Present adjuvant therapies are based on data arising from pulmonary or ovarian literature, including chemotherapy and radiation. In this study, 60% of patients who treated with EP recurred, and 80% patients who received PT relapsed. 50% recurred within 6 months of chemotherapy, which suggested that these tumors might respond poorly to chemotherapy. Yang et al reviewed sporadic case reports, and their study did not confirm survival benefits from chemotherapy. Two patients who received EP have been followed up for 24 and 27 months, without disease. The paucity of data suggests that EP chemotherapy may benefit patients. Due to the limited data, the efficacy of the two chemotherapy regimens cannot be statistically analyzed, and there is also no relevant research in the literature. In this study, only one patient received radiation therapy, which may be partly due to the low rate of radiation use to treat ovarian carcinoma histology. The patient has been followed up for 48 years, and there is no imaging evidence that the tumor has recurred.
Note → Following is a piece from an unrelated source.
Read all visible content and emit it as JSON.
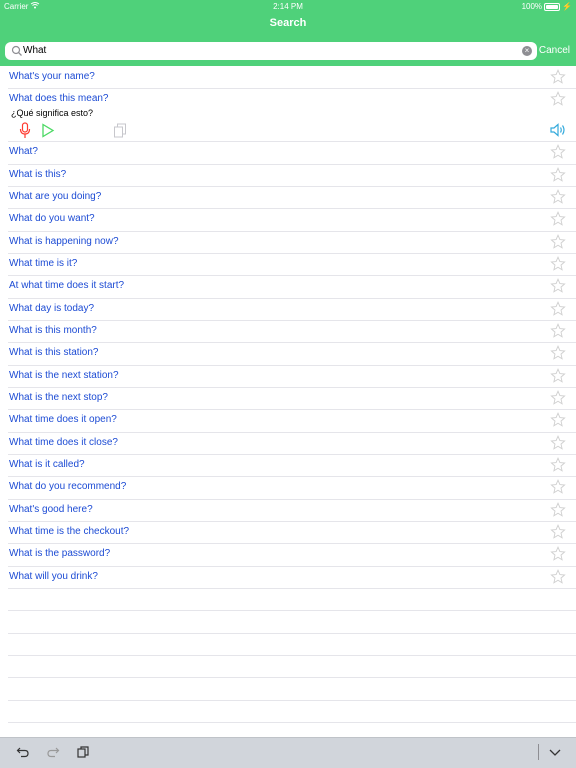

The role of radiotherapy in the treatment of ONETs is largely unknown, but several reports have suggested a potential benefit[25, 26]. Radiotherapy is worthy being further explored in ONETs. At present, there were few studies on targeted therapy in ONEETs. In this study, one patient with BRCA2 germline mutation was maintained with PARP inhibitors (Olaparib). The patient did not benefit from Olaparib and recurred after 4 months.